## Records from a data source
# # # #

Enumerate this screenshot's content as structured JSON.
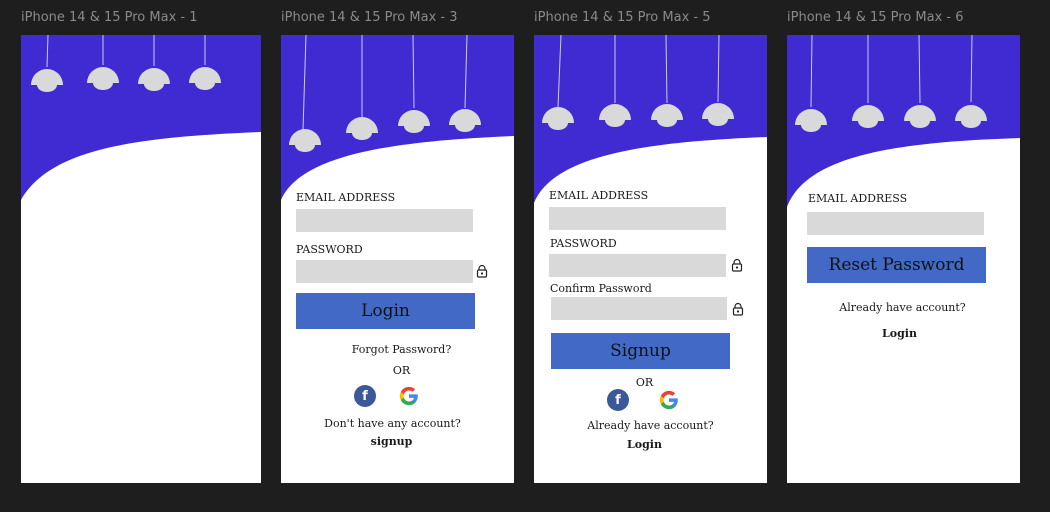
{
  "frames": [
    {
      "title": "iPhone 14 & 15 Pro Max - 1"
    },
    {
      "title": "iPhone 14 & 15 Pro Max - 3",
      "email_label": "EMAIL ADDRESS",
      "password_label": "PASSWORD",
      "login_button": "Login",
      "forgot_link": "Forgot Password?",
      "or_text": "OR",
      "facebook_icon": "f",
      "no_account_text": "Don't have any account?",
      "signup_link": "signup"
    },
    {
      "title": "iPhone 14 & 15 Pro Max - 5",
      "email_label": "EMAIL ADDRESS",
      "password_label": "PASSWORD",
      "confirm_label": "Confirm Password",
      "signup_button": "Signup",
      "or_text": "OR",
      "facebook_icon": "f",
      "have_account_text": "Already have account?",
      "login_link": "Login"
    },
    {
      "title": "iPhone 14 & 15 Pro Max - 6",
      "email_label": "EMAIL ADDRESS",
      "reset_button": "Reset Password",
      "have_account_text": "Already have account?",
      "login_link": "Login"
    }
  ],
  "colors": {
    "canvas": "#1e1e1e",
    "header": "#3f2bd1",
    "lamp": "#d9d9d9",
    "input": "#d9d9d9",
    "button": "#4169c5",
    "facebook": "#3b5998"
  },
  "icons": [
    "lamp-icon",
    "lock-icon",
    "facebook-icon",
    "google-icon"
  ]
}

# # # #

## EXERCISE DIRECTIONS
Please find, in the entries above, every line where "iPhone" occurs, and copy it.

## ANSWER TO THIS TASK
      "title": "iPhone 14 & 15 Pro Max - 1"
      "title": "iPhone 14 & 15 Pro Max - 3",
      "title": "iPhone 14 & 15 Pro Max - 5",
      "title": "iPhone 14 & 15 Pro Max - 6",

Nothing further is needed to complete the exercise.